* [Exercise prompt]:
What lines of the data include the string "content"? Copy them all.

━━━ Extracted entries ━━━

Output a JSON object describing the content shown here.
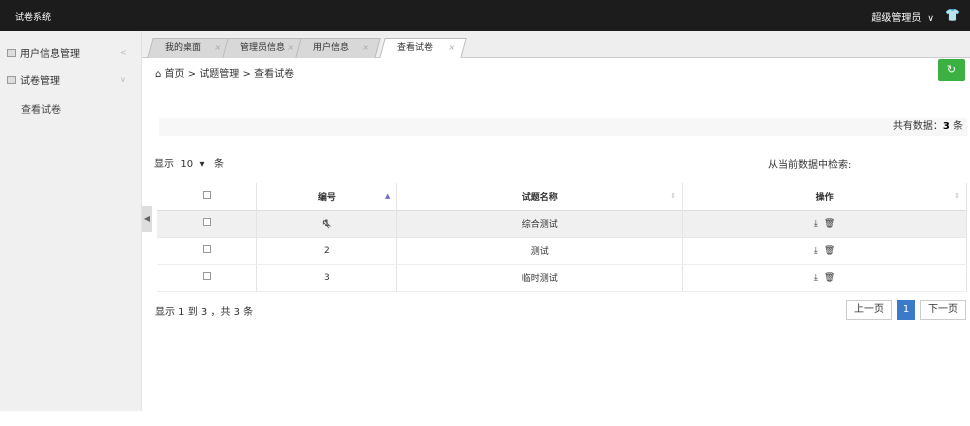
{
  "app": {
    "title": "试卷系统",
    "user": "超级管理员"
  },
  "sidebar": {
    "items": [
      {
        "label": "用户信息管理"
      },
      {
        "label": "试卷管理"
      }
    ],
    "sub_items": [
      {
        "label": "查看试卷"
      }
    ]
  },
  "tabs": [
    {
      "label": "我的桌面"
    },
    {
      "label": "管理员信息"
    },
    {
      "label": "用户信息"
    },
    {
      "label": "查看试卷"
    }
  ],
  "breadcrumb": {
    "home": "首页",
    "section": "试题管理",
    "page": "查看试卷",
    "separator": ">"
  },
  "summary": {
    "label": "共有数据：",
    "count": "3",
    "unit": "条"
  },
  "table_controls": {
    "show_prefix": "显示",
    "page_size": "10",
    "show_suffix": "条",
    "search_label": "从当前数据中检索:"
  },
  "table": {
    "headers": [
      "编号",
      "试题名称",
      "操作"
    ],
    "rows": [
      {
        "id": "1",
        "name": "综合测试"
      },
      {
        "id": "2",
        "name": "测试"
      },
      {
        "id": "3",
        "name": "临时测试"
      }
    ]
  },
  "pagination": {
    "info": "显示 1 到 3 ，共 3 条",
    "prev": "上一页",
    "current": "1",
    "next": "下一页"
  },
  "colors": {
    "topbar": "#1c1c1c",
    "refresh_button": "#3cb043",
    "page_active": "#3a7ac8"
  }
}
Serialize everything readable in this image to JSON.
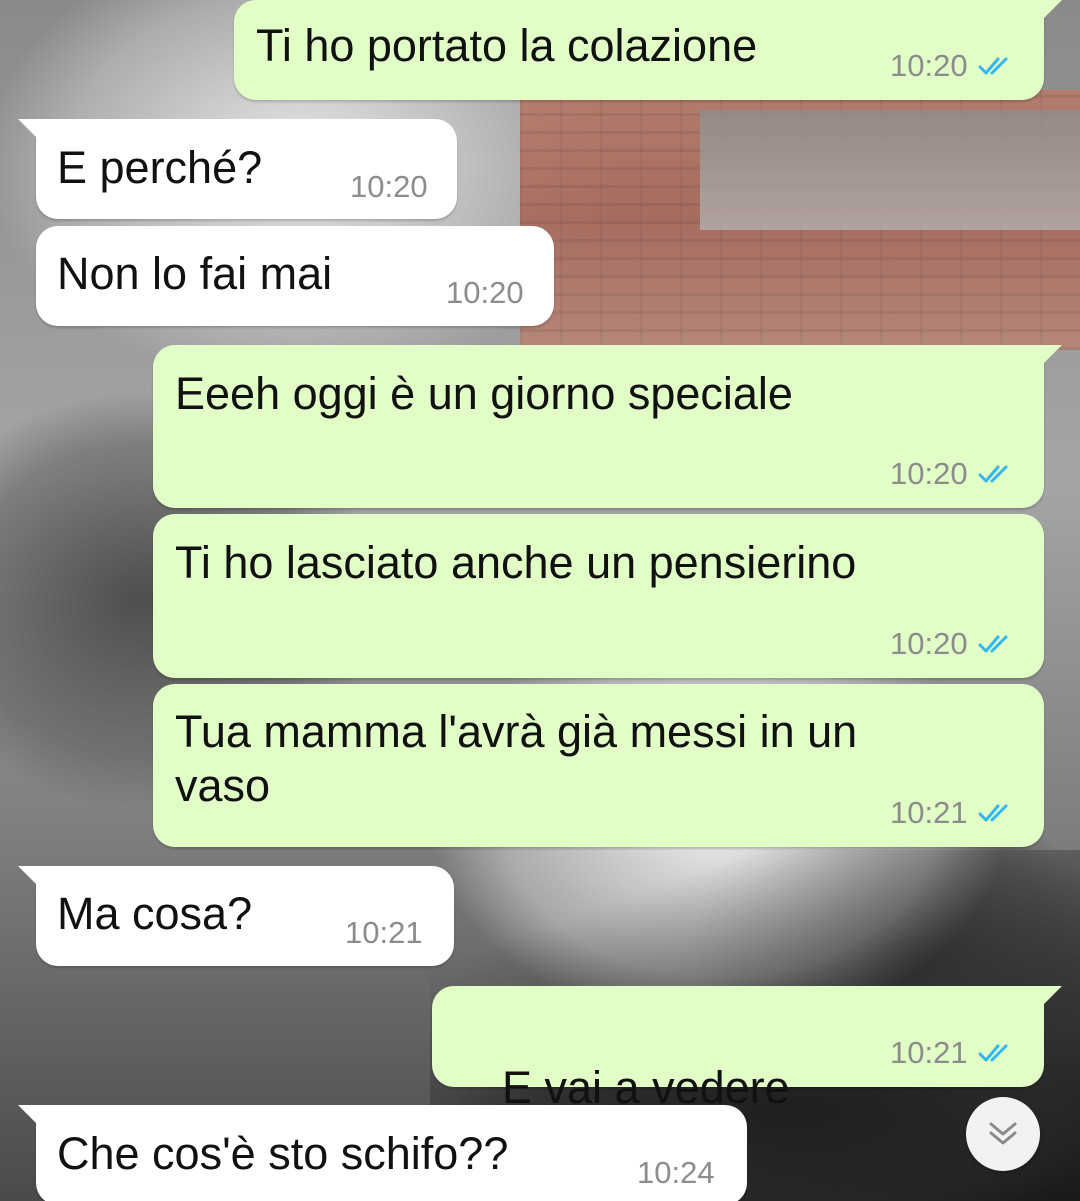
{
  "colors": {
    "outgoing_bubble": "#e1fec6",
    "incoming_bubble": "#ffffff",
    "read_ticks": "#34b7f1",
    "time_text": "#8c8c8c"
  },
  "messages": [
    {
      "direction": "outgoing",
      "text": "Ti ho portato la colazione",
      "time": "10:20",
      "status_icon": "double-check-read-icon"
    },
    {
      "direction": "incoming",
      "text": "E perché?",
      "time": "10:20"
    },
    {
      "direction": "incoming",
      "text": "Non lo fai mai",
      "time": "10:20"
    },
    {
      "direction": "outgoing",
      "text": "Eeeh oggi è un giorno speciale",
      "time": "10:20",
      "status_icon": "double-check-read-icon"
    },
    {
      "direction": "outgoing",
      "text": "Ti ho lasciato anche un pensierino",
      "time": "10:20",
      "status_icon": "double-check-read-icon"
    },
    {
      "direction": "outgoing",
      "text": "Tua mamma l'avrà già messi in un\nvaso",
      "time": "10:21",
      "status_icon": "double-check-read-icon"
    },
    {
      "direction": "incoming",
      "text": "Ma cosa?",
      "time": "10:21"
    },
    {
      "direction": "outgoing",
      "text": "E vai a vedere",
      "emoji": "☺️",
      "time": "10:21",
      "status_icon": "double-check-read-icon"
    },
    {
      "direction": "incoming",
      "text": "Che cos'è sto schifo??",
      "time": "10:24"
    }
  ],
  "scroll_button": {
    "icon": "chevrons-down-icon"
  }
}
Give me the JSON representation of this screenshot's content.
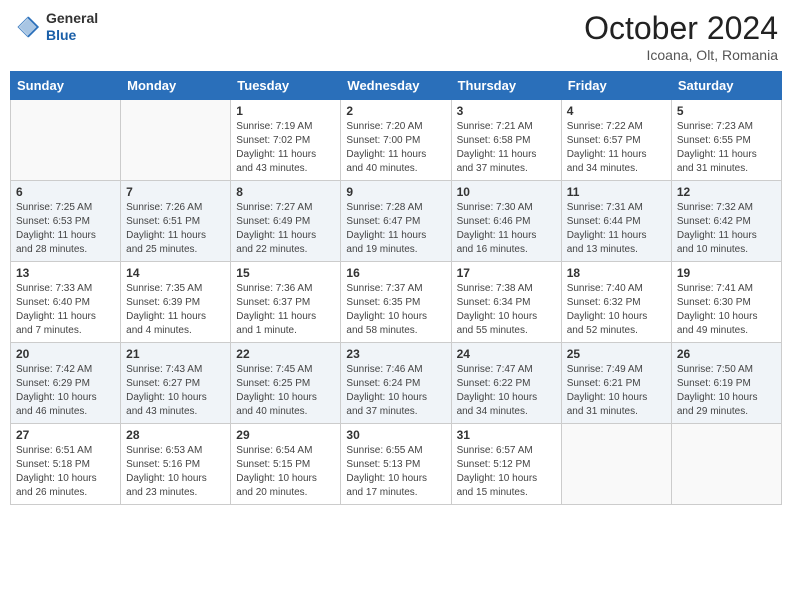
{
  "header": {
    "logo_general": "General",
    "logo_blue": "Blue",
    "month_title": "October 2024",
    "location": "Icoana, Olt, Romania"
  },
  "days_of_week": [
    "Sunday",
    "Monday",
    "Tuesday",
    "Wednesday",
    "Thursday",
    "Friday",
    "Saturday"
  ],
  "weeks": [
    [
      {
        "day": "",
        "info": ""
      },
      {
        "day": "",
        "info": ""
      },
      {
        "day": "1",
        "info": "Sunrise: 7:19 AM\nSunset: 7:02 PM\nDaylight: 11 hours and 43 minutes."
      },
      {
        "day": "2",
        "info": "Sunrise: 7:20 AM\nSunset: 7:00 PM\nDaylight: 11 hours and 40 minutes."
      },
      {
        "day": "3",
        "info": "Sunrise: 7:21 AM\nSunset: 6:58 PM\nDaylight: 11 hours and 37 minutes."
      },
      {
        "day": "4",
        "info": "Sunrise: 7:22 AM\nSunset: 6:57 PM\nDaylight: 11 hours and 34 minutes."
      },
      {
        "day": "5",
        "info": "Sunrise: 7:23 AM\nSunset: 6:55 PM\nDaylight: 11 hours and 31 minutes."
      }
    ],
    [
      {
        "day": "6",
        "info": "Sunrise: 7:25 AM\nSunset: 6:53 PM\nDaylight: 11 hours and 28 minutes."
      },
      {
        "day": "7",
        "info": "Sunrise: 7:26 AM\nSunset: 6:51 PM\nDaylight: 11 hours and 25 minutes."
      },
      {
        "day": "8",
        "info": "Sunrise: 7:27 AM\nSunset: 6:49 PM\nDaylight: 11 hours and 22 minutes."
      },
      {
        "day": "9",
        "info": "Sunrise: 7:28 AM\nSunset: 6:47 PM\nDaylight: 11 hours and 19 minutes."
      },
      {
        "day": "10",
        "info": "Sunrise: 7:30 AM\nSunset: 6:46 PM\nDaylight: 11 hours and 16 minutes."
      },
      {
        "day": "11",
        "info": "Sunrise: 7:31 AM\nSunset: 6:44 PM\nDaylight: 11 hours and 13 minutes."
      },
      {
        "day": "12",
        "info": "Sunrise: 7:32 AM\nSunset: 6:42 PM\nDaylight: 11 hours and 10 minutes."
      }
    ],
    [
      {
        "day": "13",
        "info": "Sunrise: 7:33 AM\nSunset: 6:40 PM\nDaylight: 11 hours and 7 minutes."
      },
      {
        "day": "14",
        "info": "Sunrise: 7:35 AM\nSunset: 6:39 PM\nDaylight: 11 hours and 4 minutes."
      },
      {
        "day": "15",
        "info": "Sunrise: 7:36 AM\nSunset: 6:37 PM\nDaylight: 11 hours and 1 minute."
      },
      {
        "day": "16",
        "info": "Sunrise: 7:37 AM\nSunset: 6:35 PM\nDaylight: 10 hours and 58 minutes."
      },
      {
        "day": "17",
        "info": "Sunrise: 7:38 AM\nSunset: 6:34 PM\nDaylight: 10 hours and 55 minutes."
      },
      {
        "day": "18",
        "info": "Sunrise: 7:40 AM\nSunset: 6:32 PM\nDaylight: 10 hours and 52 minutes."
      },
      {
        "day": "19",
        "info": "Sunrise: 7:41 AM\nSunset: 6:30 PM\nDaylight: 10 hours and 49 minutes."
      }
    ],
    [
      {
        "day": "20",
        "info": "Sunrise: 7:42 AM\nSunset: 6:29 PM\nDaylight: 10 hours and 46 minutes."
      },
      {
        "day": "21",
        "info": "Sunrise: 7:43 AM\nSunset: 6:27 PM\nDaylight: 10 hours and 43 minutes."
      },
      {
        "day": "22",
        "info": "Sunrise: 7:45 AM\nSunset: 6:25 PM\nDaylight: 10 hours and 40 minutes."
      },
      {
        "day": "23",
        "info": "Sunrise: 7:46 AM\nSunset: 6:24 PM\nDaylight: 10 hours and 37 minutes."
      },
      {
        "day": "24",
        "info": "Sunrise: 7:47 AM\nSunset: 6:22 PM\nDaylight: 10 hours and 34 minutes."
      },
      {
        "day": "25",
        "info": "Sunrise: 7:49 AM\nSunset: 6:21 PM\nDaylight: 10 hours and 31 minutes."
      },
      {
        "day": "26",
        "info": "Sunrise: 7:50 AM\nSunset: 6:19 PM\nDaylight: 10 hours and 29 minutes."
      }
    ],
    [
      {
        "day": "27",
        "info": "Sunrise: 6:51 AM\nSunset: 5:18 PM\nDaylight: 10 hours and 26 minutes."
      },
      {
        "day": "28",
        "info": "Sunrise: 6:53 AM\nSunset: 5:16 PM\nDaylight: 10 hours and 23 minutes."
      },
      {
        "day": "29",
        "info": "Sunrise: 6:54 AM\nSunset: 5:15 PM\nDaylight: 10 hours and 20 minutes."
      },
      {
        "day": "30",
        "info": "Sunrise: 6:55 AM\nSunset: 5:13 PM\nDaylight: 10 hours and 17 minutes."
      },
      {
        "day": "31",
        "info": "Sunrise: 6:57 AM\nSunset: 5:12 PM\nDaylight: 10 hours and 15 minutes."
      },
      {
        "day": "",
        "info": ""
      },
      {
        "day": "",
        "info": ""
      }
    ]
  ]
}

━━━

* [Output below]:
Output a JSON object describing the content shown here.
Give me the JSON representation of this screenshot's content.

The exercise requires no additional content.